Consists of practicing any sports or adventure activity in a rural environment. But it often refers to traveling with the goal of practicing sports activities which require a great effort and an excellent physical condition. These activities are usually risky, but they reward tourists with many experiences filled with excitement, adventure and adrenaline in a direct contact with nature, taking the responsibility to preserve natural resources. Some adventure tourism activities are:

  • Horseback riding
  • Hiking
  • Moutain biking
  • Mountaineering
  • Rappel
  • Scuba diving
  • Snorkeling
  • Rafting
  • Recreational fishing
  • Sport hunting
  • Kayaking
  • Skydiving
  • Hang gliding
  • Gliding
  • Hot-air ballooning

Health travel

For instance, traveling to rural areas or resorts where thermal and/or healing waters can be found.

Cultural travel

Employs natural, historic and traditional resources among others, taking care of its conservation towards acquiring a better knowledge of such resources (native cultures study, historic trails, visits to architecturally signifcant places). At first it only implied visits to historic sites, museums, and attending shows such as opera or ballet.
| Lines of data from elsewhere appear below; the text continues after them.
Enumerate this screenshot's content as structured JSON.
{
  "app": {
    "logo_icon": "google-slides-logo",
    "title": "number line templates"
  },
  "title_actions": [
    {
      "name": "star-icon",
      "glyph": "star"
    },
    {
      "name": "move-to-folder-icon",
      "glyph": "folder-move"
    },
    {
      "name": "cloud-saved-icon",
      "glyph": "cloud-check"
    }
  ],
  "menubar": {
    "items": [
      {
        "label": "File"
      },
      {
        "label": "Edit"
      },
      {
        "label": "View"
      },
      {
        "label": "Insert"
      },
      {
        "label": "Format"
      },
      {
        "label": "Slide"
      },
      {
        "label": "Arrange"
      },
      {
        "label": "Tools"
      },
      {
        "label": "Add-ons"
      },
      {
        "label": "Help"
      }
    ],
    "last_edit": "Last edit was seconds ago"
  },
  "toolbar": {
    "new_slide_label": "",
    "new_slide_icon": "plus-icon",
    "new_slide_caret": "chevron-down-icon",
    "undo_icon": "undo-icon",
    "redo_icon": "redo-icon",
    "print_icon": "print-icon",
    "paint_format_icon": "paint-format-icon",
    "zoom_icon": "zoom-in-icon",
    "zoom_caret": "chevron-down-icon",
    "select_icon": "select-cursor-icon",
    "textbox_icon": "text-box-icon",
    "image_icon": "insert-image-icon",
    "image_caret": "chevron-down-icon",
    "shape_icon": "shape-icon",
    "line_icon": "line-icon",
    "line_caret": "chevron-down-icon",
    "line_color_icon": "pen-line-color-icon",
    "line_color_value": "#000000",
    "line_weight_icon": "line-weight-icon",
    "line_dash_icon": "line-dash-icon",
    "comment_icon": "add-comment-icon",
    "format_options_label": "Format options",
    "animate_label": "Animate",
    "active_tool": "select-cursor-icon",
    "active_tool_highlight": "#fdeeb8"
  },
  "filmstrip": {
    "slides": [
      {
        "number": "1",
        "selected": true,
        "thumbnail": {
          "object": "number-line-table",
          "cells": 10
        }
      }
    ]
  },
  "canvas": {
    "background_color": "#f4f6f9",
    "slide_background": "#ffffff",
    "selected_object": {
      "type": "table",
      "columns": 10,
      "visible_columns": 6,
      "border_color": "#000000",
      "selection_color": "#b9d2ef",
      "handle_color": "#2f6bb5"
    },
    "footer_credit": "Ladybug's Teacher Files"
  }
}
Nowadays it has a broader meaning, since almost every tourist destination is deemed to have a special culture. The key element of cultural travel is that it is basically educational in nature and that it is food for thought.

Wine tourism

Visits to winerys in order to see how wine is made and enjoy wine tastings. Many wineries offer wine museums, restaurants and gift shops where you can buy exclusive products.